━━ DATA UNDER STUDY
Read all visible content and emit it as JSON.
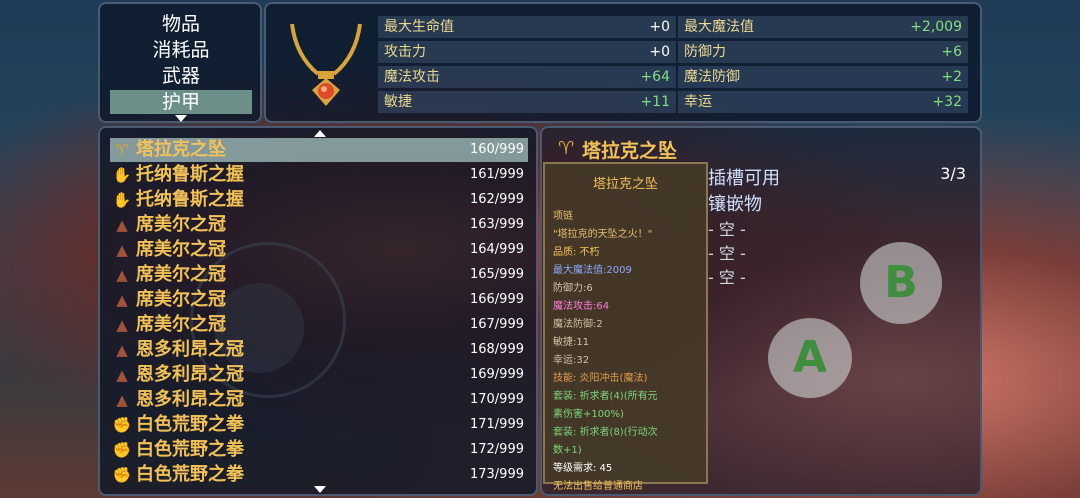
{
  "categories": [
    {
      "label": "物品"
    },
    {
      "label": "消耗品"
    },
    {
      "label": "武器"
    },
    {
      "label": "护甲",
      "selected": true
    }
  ],
  "stats": [
    {
      "label": "最大生命值",
      "value": "+0"
    },
    {
      "label": "最大魔法值",
      "value": "+2,009"
    },
    {
      "label": "攻击力",
      "value": "+0"
    },
    {
      "label": "防御力",
      "value": "+6"
    },
    {
      "label": "魔法攻击",
      "value": "+64"
    },
    {
      "label": "魔法防御",
      "value": "+2"
    },
    {
      "label": "敏捷",
      "value": "+11"
    },
    {
      "label": "幸运",
      "value": "+32"
    }
  ],
  "items": [
    {
      "icon": "necklace-icon",
      "glyph": "♈",
      "name": "塔拉克之坠",
      "qty": "160/999",
      "selected": true
    },
    {
      "icon": "gauntlet-icon",
      "glyph": "✋",
      "name": "托纳鲁斯之握",
      "qty": "161/999"
    },
    {
      "icon": "gauntlet-icon",
      "glyph": "✋",
      "name": "托纳鲁斯之握",
      "qty": "162/999"
    },
    {
      "icon": "crown-icon",
      "glyph": "▲",
      "name": "席美尔之冠",
      "qty": "163/999"
    },
    {
      "icon": "crown-icon",
      "glyph": "▲",
      "name": "席美尔之冠",
      "qty": "164/999"
    },
    {
      "icon": "crown-icon",
      "glyph": "▲",
      "name": "席美尔之冠",
      "qty": "165/999"
    },
    {
      "icon": "crown-icon",
      "glyph": "▲",
      "name": "席美尔之冠",
      "qty": "166/999"
    },
    {
      "icon": "crown-icon",
      "glyph": "▲",
      "name": "席美尔之冠",
      "qty": "167/999"
    },
    {
      "icon": "crown-icon",
      "glyph": "▲",
      "name": "恩多利昂之冠",
      "qty": "168/999"
    },
    {
      "icon": "crown-icon",
      "glyph": "▲",
      "name": "恩多利昂之冠",
      "qty": "169/999"
    },
    {
      "icon": "crown-icon",
      "glyph": "▲",
      "name": "恩多利昂之冠",
      "qty": "170/999"
    },
    {
      "icon": "fist-icon",
      "glyph": "✊",
      "name": "白色荒野之拳",
      "qty": "171/999"
    },
    {
      "icon": "fist-icon",
      "glyph": "✊",
      "name": "白色荒野之拳",
      "qty": "172/999"
    },
    {
      "icon": "fist-icon",
      "glyph": "✊",
      "name": "白色荒野之拳",
      "qty": "173/999"
    }
  ],
  "detail": {
    "title": "塔拉克之坠",
    "socket_label": "插槽可用",
    "socket_value": "3/3",
    "embed_label": "镶嵌物",
    "empty_slots": [
      "- 空 -",
      "- 空 -",
      "- 空 -"
    ]
  },
  "tooltip": {
    "title": "塔拉克之坠",
    "lines": [
      {
        "text": "项链",
        "color": "#e8c070"
      },
      {
        "text": "\"塔拉克的天坠之火！\"",
        "color": "#e8c070"
      },
      {
        "text": "品质: 不朽",
        "color": "#f3c257"
      },
      {
        "text": "最大魔法值:2009",
        "color": "#8aa8ff"
      },
      {
        "text": "防御力:6",
        "color": "#cfc3a8"
      },
      {
        "text": "魔法攻击:64",
        "color": "#ff7adf"
      },
      {
        "text": "魔法防御:2",
        "color": "#cfc3a8"
      },
      {
        "text": "敏捷:11",
        "color": "#cfc3a8"
      },
      {
        "text": "幸运:32",
        "color": "#cfc3a8"
      },
      {
        "text": "技能: 炎阳冲击(魔法)",
        "color": "#e09b4e"
      },
      {
        "text": "套装: 祈求者(4)(所有元",
        "color": "#7bd67b"
      },
      {
        "text": "素伤害+100%)",
        "color": "#7bd67b"
      },
      {
        "text": "套装: 祈求者(8)(行动次",
        "color": "#7bd67b"
      },
      {
        "text": "数+1)",
        "color": "#7bd67b"
      },
      {
        "text": "等级需求: 45",
        "color": "#ffffff"
      },
      {
        "text": "无法出售给普通商店",
        "color": "#f3c257"
      }
    ]
  },
  "buttons": {
    "a": "A",
    "b": "B"
  }
}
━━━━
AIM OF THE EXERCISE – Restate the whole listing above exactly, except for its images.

FINISHED TASK –
Read all visible content and emit it as JSON.
{
  "categories": [
    {
      "label": "物品"
    },
    {
      "label": "消耗品"
    },
    {
      "label": "武器"
    },
    {
      "label": "护甲",
      "selected": true
    }
  ],
  "stats": [
    {
      "label": "最大生命值",
      "value": "+0"
    },
    {
      "label": "最大魔法值",
      "value": "+2,009"
    },
    {
      "label": "攻击力",
      "value": "+0"
    },
    {
      "label": "防御力",
      "value": "+6"
    },
    {
      "label": "魔法攻击",
      "value": "+64"
    },
    {
      "label": "魔法防御",
      "value": "+2"
    },
    {
      "label": "敏捷",
      "value": "+11"
    },
    {
      "label": "幸运",
      "value": "+32"
    }
  ],
  "items": [
    {
      "icon": "necklace-icon",
      "glyph": "♈",
      "name": "塔拉克之坠",
      "qty": "160/999",
      "selected": true
    },
    {
      "icon": "gauntlet-icon",
      "glyph": "✋",
      "name": "托纳鲁斯之握",
      "qty": "161/999"
    },
    {
      "icon": "gauntlet-icon",
      "glyph": "✋",
      "name": "托纳鲁斯之握",
      "qty": "162/999"
    },
    {
      "icon": "crown-icon",
      "glyph": "▲",
      "name": "席美尔之冠",
      "qty": "163/999"
    },
    {
      "icon": "crown-icon",
      "glyph": "▲",
      "name": "席美尔之冠",
      "qty": "164/999"
    },
    {
      "icon": "crown-icon",
      "glyph": "▲",
      "name": "席美尔之冠",
      "qty": "165/999"
    },
    {
      "icon": "crown-icon",
      "glyph": "▲",
      "name": "席美尔之冠",
      "qty": "166/999"
    },
    {
      "icon": "crown-icon",
      "glyph": "▲",
      "name": "席美尔之冠",
      "qty": "167/999"
    },
    {
      "icon": "crown-icon",
      "glyph": "▲",
      "name": "恩多利昂之冠",
      "qty": "168/999"
    },
    {
      "icon": "crown-icon",
      "glyph": "▲",
      "name": "恩多利昂之冠",
      "qty": "169/999"
    },
    {
      "icon": "crown-icon",
      "glyph": "▲",
      "name": "恩多利昂之冠",
      "qty": "170/999"
    },
    {
      "icon": "fist-icon",
      "glyph": "✊",
      "name": "白色荒野之拳",
      "qty": "171/999"
    },
    {
      "icon": "fist-icon",
      "glyph": "✊",
      "name": "白色荒野之拳",
      "qty": "172/999"
    },
    {
      "icon": "fist-icon",
      "glyph": "✊",
      "name": "白色荒野之拳",
      "qty": "173/999"
    }
  ],
  "detail": {
    "title": "塔拉克之坠",
    "socket_label": "插槽可用",
    "socket_value": "3/3",
    "embed_label": "镶嵌物",
    "empty_slots": [
      "- 空 -",
      "- 空 -",
      "- 空 -"
    ]
  },
  "tooltip": {
    "title": "塔拉克之坠",
    "lines": [
      {
        "text": "项链",
        "color": "#e8c070"
      },
      {
        "text": "\"塔拉克的天坠之火！\"",
        "color": "#e8c070"
      },
      {
        "text": "品质: 不朽",
        "color": "#f3c257"
      },
      {
        "text": "最大魔法值:2009",
        "color": "#8aa8ff"
      },
      {
        "text": "防御力:6",
        "color": "#cfc3a8"
      },
      {
        "text": "魔法攻击:64",
        "color": "#ff7adf"
      },
      {
        "text": "魔法防御:2",
        "color": "#cfc3a8"
      },
      {
        "text": "敏捷:11",
        "color": "#cfc3a8"
      },
      {
        "text": "幸运:32",
        "color": "#cfc3a8"
      },
      {
        "text": "技能: 炎阳冲击(魔法)",
        "color": "#e09b4e"
      },
      {
        "text": "套装: 祈求者(4)(所有元",
        "color": "#7bd67b"
      },
      {
        "text": "素伤害+100%)",
        "color": "#7bd67b"
      },
      {
        "text": "套装: 祈求者(8)(行动次",
        "color": "#7bd67b"
      },
      {
        "text": "数+1)",
        "color": "#7bd67b"
      },
      {
        "text": "等级需求: 45",
        "color": "#ffffff"
      },
      {
        "text": "无法出售给普通商店",
        "color": "#f3c257"
      }
    ]
  },
  "buttons": {
    "a": "A",
    "b": "B"
  }
}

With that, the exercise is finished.